Amazing that 3 years on we’re still seeing Ashley Madison blackmail scams. This one is especially nasty having tailored the email with other personal attributes not in the original breach such as their job title and place of work. Someone sent this to me just today: pic.twitter.com/1ukVDcMKZT
— Troy Hunt (@troyhunt) July 17, 2018
I had a lot of discussions with companies trying to work out how to handle this incident as it relates to employees using their work addresses. I recall one in particular where a company was in talks to be acquired and one of their executives had an account. They were worried it could pose a material impact to the sale due to reputation damage. I heard another company say that Ashley Madison falls within their acceptable use policy as it’s a “relationship site” (ok, that’s a very specific type of relationship but it’s not up to me to cast judgement on that). Another company was only interested in the email addresses of executives where the aforementioned reputation damage was riskier. And yet another company didn’t want to know about it at all as it was too much of a hot potato.
Thirdly and finally, it’s up to organisations to self-govern. They already have the technical ability to read everyone’s email but if that’s inconsistent with local laws or corporate policies then the only thing stopping them from doing it is the same thing stopping them from running domain searches on HIBP: self-governance.
The challenge with running a platform used globally is that it spans every conceivable geographic location, regulatory regime, and legal construct. The way a topic such as this is viewed in Germany is fundamentally different to the way it’s viewed in China and it’s not to say that one or the other is wrong or right, rather that they both have access to the same global service. And again, it’s up to them to decide how to use the tools at their disposal whether it be the ability to directly control their employees’ mailboxes or identify their presence in data breaches.

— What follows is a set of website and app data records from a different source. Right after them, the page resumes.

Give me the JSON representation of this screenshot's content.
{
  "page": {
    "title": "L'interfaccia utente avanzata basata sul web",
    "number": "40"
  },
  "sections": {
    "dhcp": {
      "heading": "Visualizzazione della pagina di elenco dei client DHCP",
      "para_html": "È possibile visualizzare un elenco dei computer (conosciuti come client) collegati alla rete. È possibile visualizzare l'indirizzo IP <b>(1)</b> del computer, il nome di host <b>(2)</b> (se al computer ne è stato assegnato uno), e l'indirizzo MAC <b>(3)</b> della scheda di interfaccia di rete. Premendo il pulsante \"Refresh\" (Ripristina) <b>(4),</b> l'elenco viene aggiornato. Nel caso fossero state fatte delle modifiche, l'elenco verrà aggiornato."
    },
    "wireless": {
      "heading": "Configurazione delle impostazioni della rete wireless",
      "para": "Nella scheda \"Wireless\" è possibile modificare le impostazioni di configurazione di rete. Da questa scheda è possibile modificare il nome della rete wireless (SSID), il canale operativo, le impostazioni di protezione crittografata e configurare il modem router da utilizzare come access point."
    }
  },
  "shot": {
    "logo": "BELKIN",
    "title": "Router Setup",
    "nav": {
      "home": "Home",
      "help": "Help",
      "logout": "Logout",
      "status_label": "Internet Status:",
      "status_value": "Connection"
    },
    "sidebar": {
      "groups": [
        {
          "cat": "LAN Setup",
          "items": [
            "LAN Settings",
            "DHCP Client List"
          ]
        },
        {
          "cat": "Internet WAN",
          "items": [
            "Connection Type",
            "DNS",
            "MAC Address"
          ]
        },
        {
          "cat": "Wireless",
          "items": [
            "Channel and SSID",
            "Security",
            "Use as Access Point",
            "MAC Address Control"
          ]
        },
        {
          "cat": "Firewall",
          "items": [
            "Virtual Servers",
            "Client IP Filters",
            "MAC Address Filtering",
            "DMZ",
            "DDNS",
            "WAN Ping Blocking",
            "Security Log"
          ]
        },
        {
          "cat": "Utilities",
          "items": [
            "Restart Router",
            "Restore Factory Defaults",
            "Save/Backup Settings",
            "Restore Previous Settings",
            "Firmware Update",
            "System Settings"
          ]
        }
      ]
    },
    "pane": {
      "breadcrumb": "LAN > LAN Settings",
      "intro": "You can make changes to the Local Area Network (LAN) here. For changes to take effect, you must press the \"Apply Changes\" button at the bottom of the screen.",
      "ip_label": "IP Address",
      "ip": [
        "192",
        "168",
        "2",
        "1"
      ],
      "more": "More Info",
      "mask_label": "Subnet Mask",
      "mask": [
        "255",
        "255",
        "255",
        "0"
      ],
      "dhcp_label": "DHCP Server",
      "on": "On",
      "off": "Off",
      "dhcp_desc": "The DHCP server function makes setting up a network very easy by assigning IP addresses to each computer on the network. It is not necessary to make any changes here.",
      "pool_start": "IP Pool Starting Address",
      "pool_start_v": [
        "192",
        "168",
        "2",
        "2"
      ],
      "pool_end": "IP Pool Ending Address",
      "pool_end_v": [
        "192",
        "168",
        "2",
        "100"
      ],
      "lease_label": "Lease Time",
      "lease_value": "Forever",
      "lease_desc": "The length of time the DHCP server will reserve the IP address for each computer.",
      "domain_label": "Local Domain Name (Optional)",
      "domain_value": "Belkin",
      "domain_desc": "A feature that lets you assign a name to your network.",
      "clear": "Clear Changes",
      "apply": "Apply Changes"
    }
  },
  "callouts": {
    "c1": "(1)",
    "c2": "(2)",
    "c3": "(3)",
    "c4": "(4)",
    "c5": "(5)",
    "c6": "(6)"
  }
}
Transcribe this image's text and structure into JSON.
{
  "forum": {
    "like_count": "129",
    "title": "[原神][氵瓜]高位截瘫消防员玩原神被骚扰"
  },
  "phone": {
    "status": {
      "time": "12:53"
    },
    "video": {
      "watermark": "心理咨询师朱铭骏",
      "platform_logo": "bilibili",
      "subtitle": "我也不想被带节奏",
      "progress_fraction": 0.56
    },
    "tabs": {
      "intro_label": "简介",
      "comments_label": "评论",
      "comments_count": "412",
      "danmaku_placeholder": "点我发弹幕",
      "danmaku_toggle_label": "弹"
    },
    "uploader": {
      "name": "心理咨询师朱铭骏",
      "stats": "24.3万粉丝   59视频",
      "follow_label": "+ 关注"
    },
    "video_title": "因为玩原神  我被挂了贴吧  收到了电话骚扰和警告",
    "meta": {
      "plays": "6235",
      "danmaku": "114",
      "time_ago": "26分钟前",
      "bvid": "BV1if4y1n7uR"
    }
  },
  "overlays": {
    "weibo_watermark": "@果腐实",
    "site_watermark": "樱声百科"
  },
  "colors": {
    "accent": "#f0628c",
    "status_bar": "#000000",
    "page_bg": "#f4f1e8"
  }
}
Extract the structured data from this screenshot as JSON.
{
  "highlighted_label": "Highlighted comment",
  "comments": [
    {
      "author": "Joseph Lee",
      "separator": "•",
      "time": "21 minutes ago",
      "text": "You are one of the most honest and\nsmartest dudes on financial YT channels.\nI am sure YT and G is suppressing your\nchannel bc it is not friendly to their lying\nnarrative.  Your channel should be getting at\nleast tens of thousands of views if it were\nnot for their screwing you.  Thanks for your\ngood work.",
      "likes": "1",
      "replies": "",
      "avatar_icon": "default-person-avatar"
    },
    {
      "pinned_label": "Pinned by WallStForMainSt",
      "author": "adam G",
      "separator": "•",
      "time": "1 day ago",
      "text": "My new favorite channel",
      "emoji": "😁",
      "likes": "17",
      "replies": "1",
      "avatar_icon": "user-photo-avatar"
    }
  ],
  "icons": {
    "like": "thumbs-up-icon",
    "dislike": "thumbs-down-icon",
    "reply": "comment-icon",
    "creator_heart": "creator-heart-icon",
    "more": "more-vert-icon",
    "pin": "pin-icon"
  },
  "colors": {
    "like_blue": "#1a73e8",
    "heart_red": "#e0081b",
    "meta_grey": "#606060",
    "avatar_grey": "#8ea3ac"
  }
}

To be honest, what surprised me most in the discussion following that poll was that some people had an expectation of conducting personal activities on work accounts without the oversight of their employer. Especially in an era where we’re walking around with super computers in our pockets and on our wrists and free personal accounts by the likes of Gmail are ubiquitous, there’s very rarely a need to conduct personal affairs under a work identity. This is especially true when it’s common for workplaces to have acceptable use policies that permit personal use of corporate systems to some extent, for example popping open personal mail in a browser or your online banking on the work PC over your lunch break. (Sidenote: there’s a whole other discussion about active interception of encrypted communications that may also give an employer access to this.)
Finally, if you’re in any doubt about who owns your work email address, ask this one simple question: can you take it with you when you leave your job? There’s your answer 🙂